SETTLEMENT : Fall through roof
On December 1998, John Doe, 51, was working as a general construction laborer at a central California prison site when he became the victim of a trip-and-fall accident. Doe was assigned to the roof a prison-housing unit where during the course of his duties he fell through an unprotected opening. He dropped 22 feet, landing on a concrete slab. Although he landed on his feet, he fell backwards from the impact and struck his head.
John Doe’s Injuries Resulting From the Construction Fall
Doe had been wearing a hard hat at the time of the incident, but the impact caused a significant brain injury. At the hospital, doctors diagnosed him with a closed-head diffuse brain injury, a compression fracture in the lumbar spine, and a calcaneal fracture in his foot. These injuries required extended hospitalization and rehabilitation and left Doe with long-term residual symptoms including short-term memory loss, frontal lobe damage, and cognitive dysfunction.
Finding Fault & Financial Responsibility

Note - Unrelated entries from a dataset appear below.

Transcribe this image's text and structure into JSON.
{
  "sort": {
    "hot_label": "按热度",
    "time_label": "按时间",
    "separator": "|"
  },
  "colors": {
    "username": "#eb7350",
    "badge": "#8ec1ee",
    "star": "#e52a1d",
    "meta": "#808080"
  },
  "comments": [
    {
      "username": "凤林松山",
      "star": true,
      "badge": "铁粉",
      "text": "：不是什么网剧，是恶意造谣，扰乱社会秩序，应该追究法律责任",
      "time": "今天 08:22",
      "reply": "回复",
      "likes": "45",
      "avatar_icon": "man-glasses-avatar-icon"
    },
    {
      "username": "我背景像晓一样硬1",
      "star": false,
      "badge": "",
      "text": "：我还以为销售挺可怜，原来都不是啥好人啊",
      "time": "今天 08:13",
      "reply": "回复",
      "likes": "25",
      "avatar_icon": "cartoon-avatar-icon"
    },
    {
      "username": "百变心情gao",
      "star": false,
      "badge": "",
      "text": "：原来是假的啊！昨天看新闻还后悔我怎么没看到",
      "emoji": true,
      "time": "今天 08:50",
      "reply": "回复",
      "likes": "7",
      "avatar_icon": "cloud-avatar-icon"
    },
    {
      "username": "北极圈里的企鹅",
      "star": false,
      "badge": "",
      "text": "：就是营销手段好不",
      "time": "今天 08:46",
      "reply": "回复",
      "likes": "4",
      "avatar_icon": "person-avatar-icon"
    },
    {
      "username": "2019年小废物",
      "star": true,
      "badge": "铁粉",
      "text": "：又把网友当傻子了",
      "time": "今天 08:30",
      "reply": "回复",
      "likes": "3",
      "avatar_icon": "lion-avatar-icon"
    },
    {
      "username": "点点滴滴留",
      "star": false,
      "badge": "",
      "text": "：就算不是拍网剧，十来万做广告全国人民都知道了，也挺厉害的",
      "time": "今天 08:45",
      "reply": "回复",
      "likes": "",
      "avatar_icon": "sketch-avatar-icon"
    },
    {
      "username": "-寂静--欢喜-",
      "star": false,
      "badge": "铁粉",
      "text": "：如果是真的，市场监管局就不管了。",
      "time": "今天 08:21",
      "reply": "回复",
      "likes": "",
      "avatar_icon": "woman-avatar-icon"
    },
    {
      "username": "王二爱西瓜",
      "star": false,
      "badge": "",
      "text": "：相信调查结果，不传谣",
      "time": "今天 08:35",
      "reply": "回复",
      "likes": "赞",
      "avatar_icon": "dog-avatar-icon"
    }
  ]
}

John Doe hired Richard B. Koskoff of Booth & Koskoff to represent him in a lawsuit against his employer. The plaintiff team sought out financial compensation for past medicals amounting to $237,000, future medicals amounting to $400,000, past lost wages amounting to $40,000, and future lost wages amounting to $60,000.
According to witnesses and the employer’s own accounts, John Doe’s employer knew of the falling risk. The roofs for the construction project were to be assembled with prefabricated units designed to, upon completion, form a cohesive pattern outfitted with the necessary openings for HVAC equipment and skylights. However, until these fixtures could be installed, John Doe’s employer, the roofing subcontractor, opted to use plywood to cover the openings as employees worked on a specific roof. The subcontractor planned to move the plywood as his crew moved from one roof to the next, however the general contractor instructed employees to keep plywood in place.
In response to this, John Doe’s employer ordered new plywood for the other buildings under construction at the work site. These new plywood sheets were delivered to the staging site but were not installed in the days leading up to the accident. Additionally, a half hour before the fall, the general contractor inspected the very roof Doe was sent to work on and had noted the uncovered openings. Reportedly, the general contractor had ordered work to be stopped until those openings were covered, yet John Doe was not made aware of the order.
Koskoff achieved an impressive $1.75 million settlement with the opposing party during a 2002 mediation meeting in Encino, California. The parties additionally agreed to the settlement of a workers’ compensation claim which included the opening of lifetime medical and disability benefits for John Doe.